▶ **EXERCISE AIM**: Copy every entry precisely.

Items from an interface collection:

====================

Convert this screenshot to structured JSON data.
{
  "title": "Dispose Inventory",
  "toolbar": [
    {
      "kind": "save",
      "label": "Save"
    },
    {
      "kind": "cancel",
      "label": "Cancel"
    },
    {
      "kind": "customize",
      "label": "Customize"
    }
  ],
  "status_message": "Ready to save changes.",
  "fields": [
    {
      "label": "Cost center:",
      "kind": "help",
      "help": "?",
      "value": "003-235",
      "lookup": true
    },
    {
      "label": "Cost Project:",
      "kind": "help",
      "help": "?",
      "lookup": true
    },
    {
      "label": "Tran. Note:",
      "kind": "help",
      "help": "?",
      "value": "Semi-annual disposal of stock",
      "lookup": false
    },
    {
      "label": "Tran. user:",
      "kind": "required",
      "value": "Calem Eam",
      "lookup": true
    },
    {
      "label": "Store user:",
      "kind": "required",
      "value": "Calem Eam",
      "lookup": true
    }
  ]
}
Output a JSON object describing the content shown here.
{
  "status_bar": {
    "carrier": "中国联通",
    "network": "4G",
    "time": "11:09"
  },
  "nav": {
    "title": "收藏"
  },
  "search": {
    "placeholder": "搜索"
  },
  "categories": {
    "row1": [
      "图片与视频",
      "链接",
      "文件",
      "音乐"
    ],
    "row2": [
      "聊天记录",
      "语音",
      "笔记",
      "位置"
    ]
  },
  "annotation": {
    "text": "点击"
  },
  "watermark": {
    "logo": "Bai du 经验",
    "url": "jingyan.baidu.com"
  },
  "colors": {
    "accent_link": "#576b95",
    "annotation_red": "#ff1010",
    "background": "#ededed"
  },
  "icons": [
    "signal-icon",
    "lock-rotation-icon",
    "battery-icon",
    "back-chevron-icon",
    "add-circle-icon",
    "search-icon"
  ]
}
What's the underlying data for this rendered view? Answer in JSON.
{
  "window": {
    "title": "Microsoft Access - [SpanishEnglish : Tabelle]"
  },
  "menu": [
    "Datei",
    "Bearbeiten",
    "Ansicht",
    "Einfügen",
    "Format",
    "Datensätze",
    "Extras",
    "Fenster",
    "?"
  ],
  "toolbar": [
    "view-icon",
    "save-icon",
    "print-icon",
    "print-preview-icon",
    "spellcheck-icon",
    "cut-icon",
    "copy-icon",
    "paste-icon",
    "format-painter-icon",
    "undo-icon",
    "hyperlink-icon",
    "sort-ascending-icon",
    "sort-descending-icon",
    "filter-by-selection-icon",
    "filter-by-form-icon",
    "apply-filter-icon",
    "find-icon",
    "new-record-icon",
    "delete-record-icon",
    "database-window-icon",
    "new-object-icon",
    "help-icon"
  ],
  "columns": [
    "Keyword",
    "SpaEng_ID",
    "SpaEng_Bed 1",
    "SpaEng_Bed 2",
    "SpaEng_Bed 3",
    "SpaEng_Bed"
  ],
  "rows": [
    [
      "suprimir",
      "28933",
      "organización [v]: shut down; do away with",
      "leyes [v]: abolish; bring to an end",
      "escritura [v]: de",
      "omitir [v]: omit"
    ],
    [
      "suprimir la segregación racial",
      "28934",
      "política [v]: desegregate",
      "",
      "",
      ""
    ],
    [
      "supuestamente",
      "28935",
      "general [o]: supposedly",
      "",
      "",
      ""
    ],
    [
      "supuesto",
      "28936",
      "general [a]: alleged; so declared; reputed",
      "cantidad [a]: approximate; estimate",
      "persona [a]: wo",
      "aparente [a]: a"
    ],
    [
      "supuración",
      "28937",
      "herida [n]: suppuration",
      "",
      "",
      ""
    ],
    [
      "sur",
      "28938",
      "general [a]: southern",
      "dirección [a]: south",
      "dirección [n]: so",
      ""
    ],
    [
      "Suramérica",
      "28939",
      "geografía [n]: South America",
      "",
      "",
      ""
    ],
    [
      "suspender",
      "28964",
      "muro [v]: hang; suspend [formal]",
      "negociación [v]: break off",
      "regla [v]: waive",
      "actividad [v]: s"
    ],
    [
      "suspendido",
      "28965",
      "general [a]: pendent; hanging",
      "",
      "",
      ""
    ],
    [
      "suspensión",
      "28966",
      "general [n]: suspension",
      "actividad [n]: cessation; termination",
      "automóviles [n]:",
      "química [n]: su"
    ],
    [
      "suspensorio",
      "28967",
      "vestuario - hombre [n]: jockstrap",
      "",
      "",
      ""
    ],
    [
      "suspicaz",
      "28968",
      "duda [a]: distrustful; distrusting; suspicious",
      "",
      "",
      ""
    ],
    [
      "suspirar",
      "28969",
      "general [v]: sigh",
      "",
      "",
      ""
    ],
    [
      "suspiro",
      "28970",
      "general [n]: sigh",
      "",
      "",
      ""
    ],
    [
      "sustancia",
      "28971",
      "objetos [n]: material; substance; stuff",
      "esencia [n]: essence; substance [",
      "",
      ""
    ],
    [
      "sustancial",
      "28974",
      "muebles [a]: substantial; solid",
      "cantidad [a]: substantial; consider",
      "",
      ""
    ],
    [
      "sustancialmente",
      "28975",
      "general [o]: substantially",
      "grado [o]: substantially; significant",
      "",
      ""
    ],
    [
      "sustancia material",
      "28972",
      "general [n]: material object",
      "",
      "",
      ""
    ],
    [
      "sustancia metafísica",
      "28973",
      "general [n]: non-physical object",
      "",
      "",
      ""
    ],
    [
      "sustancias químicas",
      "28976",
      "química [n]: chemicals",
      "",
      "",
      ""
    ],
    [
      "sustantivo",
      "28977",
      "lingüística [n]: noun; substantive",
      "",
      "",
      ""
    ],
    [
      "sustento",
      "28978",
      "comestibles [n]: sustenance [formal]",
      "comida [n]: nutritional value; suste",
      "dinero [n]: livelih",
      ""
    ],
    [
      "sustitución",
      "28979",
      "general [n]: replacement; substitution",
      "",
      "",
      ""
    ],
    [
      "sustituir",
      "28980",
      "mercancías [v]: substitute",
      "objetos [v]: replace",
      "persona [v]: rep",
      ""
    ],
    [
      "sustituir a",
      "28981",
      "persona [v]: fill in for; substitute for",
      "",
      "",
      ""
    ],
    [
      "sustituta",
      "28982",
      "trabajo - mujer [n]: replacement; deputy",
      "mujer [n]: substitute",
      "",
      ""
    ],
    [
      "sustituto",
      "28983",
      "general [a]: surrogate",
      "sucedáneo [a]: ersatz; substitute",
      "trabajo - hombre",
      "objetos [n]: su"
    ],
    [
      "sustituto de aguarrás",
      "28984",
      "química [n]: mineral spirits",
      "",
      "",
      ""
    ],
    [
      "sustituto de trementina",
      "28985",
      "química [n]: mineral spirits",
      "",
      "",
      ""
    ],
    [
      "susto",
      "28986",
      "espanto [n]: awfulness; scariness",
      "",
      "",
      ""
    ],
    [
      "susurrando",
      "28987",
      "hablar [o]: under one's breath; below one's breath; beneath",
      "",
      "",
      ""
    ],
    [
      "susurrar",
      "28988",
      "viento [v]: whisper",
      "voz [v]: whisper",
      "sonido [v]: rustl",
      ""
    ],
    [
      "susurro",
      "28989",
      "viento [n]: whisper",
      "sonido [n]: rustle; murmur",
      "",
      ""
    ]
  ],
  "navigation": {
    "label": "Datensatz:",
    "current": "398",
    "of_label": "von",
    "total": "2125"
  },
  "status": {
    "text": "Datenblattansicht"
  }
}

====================

▶ **FINISHED EXERCISE**:
Convert this screenshot to structured JSON data.
{
  "title": "Dispose Inventory",
  "toolbar": [
    {
      "kind": "save",
      "label": "Save"
    },
    {
      "kind": "cancel",
      "label": "Cancel"
    },
    {
      "kind": "customize",
      "label": "Customize"
    }
  ],
  "status_message": "Ready to save changes.",
  "fields": [
    {
      "label": "Cost center:",
      "kind": "help",
      "help": "?",
      "value": "003-235",
      "lookup": true
    },
    {
      "label": "Cost Project:",
      "kind": "help",
      "help": "?",
      "lookup": true
    },
    {
      "label": "Tran. Note:",
      "kind": "help",
      "help": "?",
      "value": "Semi-annual disposal of stock",
      "lookup": false
    },
    {
      "label": "Tran. user:",
      "kind": "required",
      "value": "Calem Eam",
      "lookup": true
    },
    {
      "label": "Store user:",
      "kind": "required",
      "value": "Calem Eam",
      "lookup": true
    }
  ]
}
Output a JSON object describing the content shown here.
{
  "status_bar": {
    "carrier": "中国联通",
    "network": "4G",
    "time": "11:09"
  },
  "nav": {
    "title": "收藏"
  },
  "search": {
    "placeholder": "搜索"
  },
  "categories": {
    "row1": [
      "图片与视频",
      "链接",
      "文件",
      "音乐"
    ],
    "row2": [
      "聊天记录",
      "语音",
      "笔记",
      "位置"
    ]
  },
  "annotation": {
    "text": "点击"
  },
  "watermark": {
    "logo": "Bai du 经验",
    "url": "jingyan.baidu.com"
  },
  "colors": {
    "accent_link": "#576b95",
    "annotation_red": "#ff1010",
    "background": "#ededed"
  },
  "icons": [
    "signal-icon",
    "lock-rotation-icon",
    "battery-icon",
    "back-chevron-icon",
    "add-circle-icon",
    "search-icon"
  ]
}
What's the underlying data for this rendered view? Answer in JSON.
{
  "window": {
    "title": "Microsoft Access - [SpanishEnglish : Tabelle]"
  },
  "menu": [
    "Datei",
    "Bearbeiten",
    "Ansicht",
    "Einfügen",
    "Format",
    "Datensätze",
    "Extras",
    "Fenster",
    "?"
  ],
  "toolbar": [
    "view-icon",
    "save-icon",
    "print-icon",
    "print-preview-icon",
    "spellcheck-icon",
    "cut-icon",
    "copy-icon",
    "paste-icon",
    "format-painter-icon",
    "undo-icon",
    "hyperlink-icon",
    "sort-ascending-icon",
    "sort-descending-icon",
    "filter-by-selection-icon",
    "filter-by-form-icon",
    "apply-filter-icon",
    "find-icon",
    "new-record-icon",
    "delete-record-icon",
    "database-window-icon",
    "new-object-icon",
    "help-icon"
  ],
  "columns": [
    "Keyword",
    "SpaEng_ID",
    "SpaEng_Bed 1",
    "SpaEng_Bed 2",
    "SpaEng_Bed 3",
    "SpaEng_Bed"
  ],
  "rows": [
    [
      "suprimir",
      "28933",
      "organización [v]: shut down; do away with",
      "leyes [v]: abolish; bring to an end",
      "escritura [v]: de",
      "omitir [v]: omit"
    ],
    [
      "suprimir la segregación racial",
      "28934",
      "política [v]: desegregate",
      "",
      "",
      ""
    ],
    [
      "supuestamente",
      "28935",
      "general [o]: supposedly",
      "",
      "",
      ""
    ],
    [
      "supuesto",
      "28936",
      "general [a]: alleged; so declared; reputed",
      "cantidad [a]: approximate; estimate",
      "persona [a]: wo",
      "aparente [a]: a"
    ],
    [
      "supuración",
      "28937",
      "herida [n]: suppuration",
      "",
      "",
      ""
    ],
    [
      "sur",
      "28938",
      "general [a]: southern",
      "dirección [a]: south",
      "dirección [n]: so",
      ""
    ],
    [
      "Suramérica",
      "28939",
      "geografía [n]: South America",
      "",
      "",
      ""
    ],
    [
      "suspender",
      "28964",
      "muro [v]: hang; suspend [formal]",
      "negociación [v]: break off",
      "regla [v]: waive",
      "actividad [v]: s"
    ],
    [
      "suspendido",
      "28965",
      "general [a]: pendent; hanging",
      "",
      "",
      ""
    ],
    [
      "suspensión",
      "28966",
      "general [n]: suspension",
      "actividad [n]: cessation; termination",
      "automóviles [n]:",
      "química [n]: su"
    ],
    [
      "suspensorio",
      "28967",
      "vestuario - hombre [n]: jockstrap",
      "",
      "",
      ""
    ],
    [
      "suspicaz",
      "28968",
      "duda [a]: distrustful; distrusting; suspicious",
      "",
      "",
      ""
    ],
    [
      "suspirar",
      "28969",
      "general [v]: sigh",
      "",
      "",
      ""
    ],
    [
      "suspiro",
      "28970",
      "general [n]: sigh",
      "",
      "",
      ""
    ],
    [
      "sustancia",
      "28971",
      "objetos [n]: material; substance; stuff",
      "esencia [n]: essence; substance [",
      "",
      ""
    ],
    [
      "sustancial",
      "28974",
      "muebles [a]: substantial; solid",
      "cantidad [a]: substantial; consider",
      "",
      ""
    ],
    [
      "sustancialmente",
      "28975",
      "general [o]: substantially",
      "grado [o]: substantially; significant",
      "",
      ""
    ],
    [
      "sustancia material",
      "28972",
      "general [n]: material object",
      "",
      "",
      ""
    ],
    [
      "sustancia metafísica",
      "28973",
      "general [n]: non-physical object",
      "",
      "",
      ""
    ],
    [
      "sustancias químicas",
      "28976",
      "química [n]: chemicals",
      "",
      "",
      ""
    ],
    [
      "sustantivo",
      "28977",
      "lingüística [n]: noun; substantive",
      "",
      "",
      ""
    ],
    [
      "sustento",
      "28978",
      "comestibles [n]: sustenance [formal]",
      "comida [n]: nutritional value; suste",
      "dinero [n]: livelih",
      ""
    ],
    [
      "sustitución",
      "28979",
      "general [n]: replacement; substitution",
      "",
      "",
      ""
    ],
    [
      "sustituir",
      "28980",
      "mercancías [v]: substitute",
      "objetos [v]: replace",
      "persona [v]: rep",
      ""
    ],
    [
      "sustituir a",
      "28981",
      "persona [v]: fill in for; substitute for",
      "",
      "",
      ""
    ],
    [
      "sustituta",
      "28982",
      "trabajo - mujer [n]: replacement; deputy",
      "mujer [n]: substitute",
      "",
      ""
    ],
    [
      "sustituto",
      "28983",
      "general [a]: surrogate",
      "sucedáneo [a]: ersatz; substitute",
      "trabajo - hombre",
      "objetos [n]: su"
    ],
    [
      "sustituto de aguarrás",
      "28984",
      "química [n]: mineral spirits",
      "",
      "",
      ""
    ],
    [
      "sustituto de trementina",
      "28985",
      "química [n]: mineral spirits",
      "",
      "",
      ""
    ],
    [
      "susto",
      "28986",
      "espanto [n]: awfulness; scariness",
      "",
      "",
      ""
    ],
    [
      "susurrando",
      "28987",
      "hablar [o]: under one's breath; below one's breath; beneath",
      "",
      "",
      ""
    ],
    [
      "susurrar",
      "28988",
      "viento [v]: whisper",
      "voz [v]: whisper",
      "sonido [v]: rustl",
      ""
    ],
    [
      "susurro",
      "28989",
      "viento [n]: whisper",
      "sonido [n]: rustle; murmur",
      "",
      ""
    ]
  ],
  "navigation": {
    "label": "Datensatz:",
    "current": "398",
    "of_label": "von",
    "total": "2125"
  },
  "status": {
    "text": "Datenblattansicht"
  }
}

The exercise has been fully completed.